(INFORMATION)

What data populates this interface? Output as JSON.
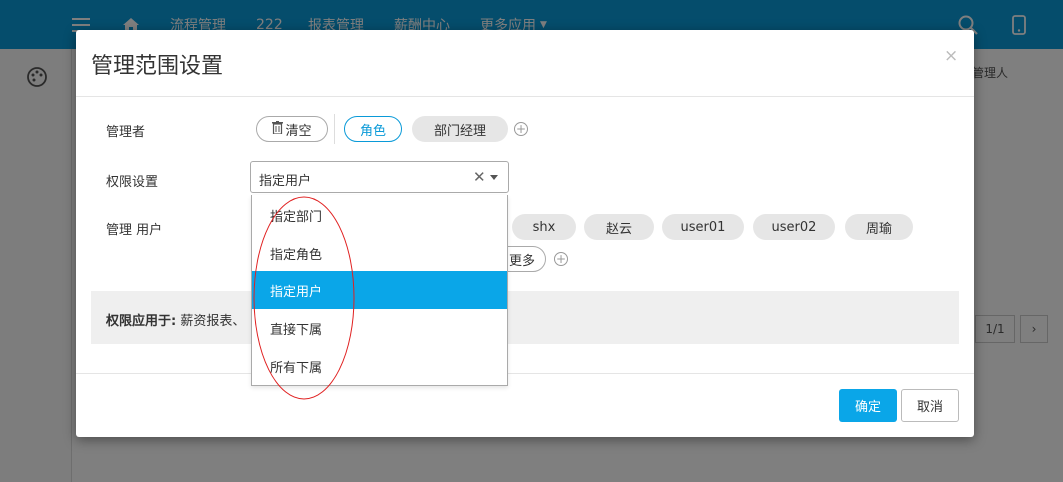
{
  "topnav": {
    "items": [
      "流程管理",
      "222",
      "报表管理",
      "薪酬中心",
      "更多应用"
    ]
  },
  "background": {
    "right_label": "管理人",
    "pager": "1/1"
  },
  "modal": {
    "title": "管理范围设置",
    "close": "×",
    "manager_label": "管理者",
    "clear_label": "清空",
    "manager_tags": [
      "角色",
      "部门经理"
    ],
    "permission_label": "权限设置",
    "permission_value": "指定用户",
    "users_label": "管理 用户",
    "user_tags": [
      "shx",
      "赵云",
      "user01",
      "user02",
      "周瑜"
    ],
    "more_label": "更多",
    "applies_label": "权限应用于:",
    "applies_value": "薪资报表、",
    "confirm_label": "确定",
    "cancel_label": "取消"
  },
  "dropdown": {
    "options": [
      "指定部门",
      "指定角色",
      "指定用户",
      "直接下属",
      "所有下属"
    ],
    "selected_index": 2
  },
  "colors": {
    "primary": "#0a9ad8",
    "annotation": "#e02020"
  }
}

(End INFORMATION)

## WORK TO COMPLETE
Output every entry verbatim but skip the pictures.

## OUTPUT BELOW
What data populates this interface? Output as JSON.
{
  "topnav": {
    "items": [
      "流程管理",
      "222",
      "报表管理",
      "薪酬中心",
      "更多应用"
    ]
  },
  "background": {
    "right_label": "管理人",
    "pager": "1/1"
  },
  "modal": {
    "title": "管理范围设置",
    "close": "×",
    "manager_label": "管理者",
    "clear_label": "清空",
    "manager_tags": [
      "角色",
      "部门经理"
    ],
    "permission_label": "权限设置",
    "permission_value": "指定用户",
    "users_label": "管理 用户",
    "user_tags": [
      "shx",
      "赵云",
      "user01",
      "user02",
      "周瑜"
    ],
    "more_label": "更多",
    "applies_label": "权限应用于:",
    "applies_value": "薪资报表、",
    "confirm_label": "确定",
    "cancel_label": "取消"
  },
  "dropdown": {
    "options": [
      "指定部门",
      "指定角色",
      "指定用户",
      "直接下属",
      "所有下属"
    ],
    "selected_index": 2
  },
  "colors": {
    "primary": "#0a9ad8",
    "annotation": "#e02020"
  }
}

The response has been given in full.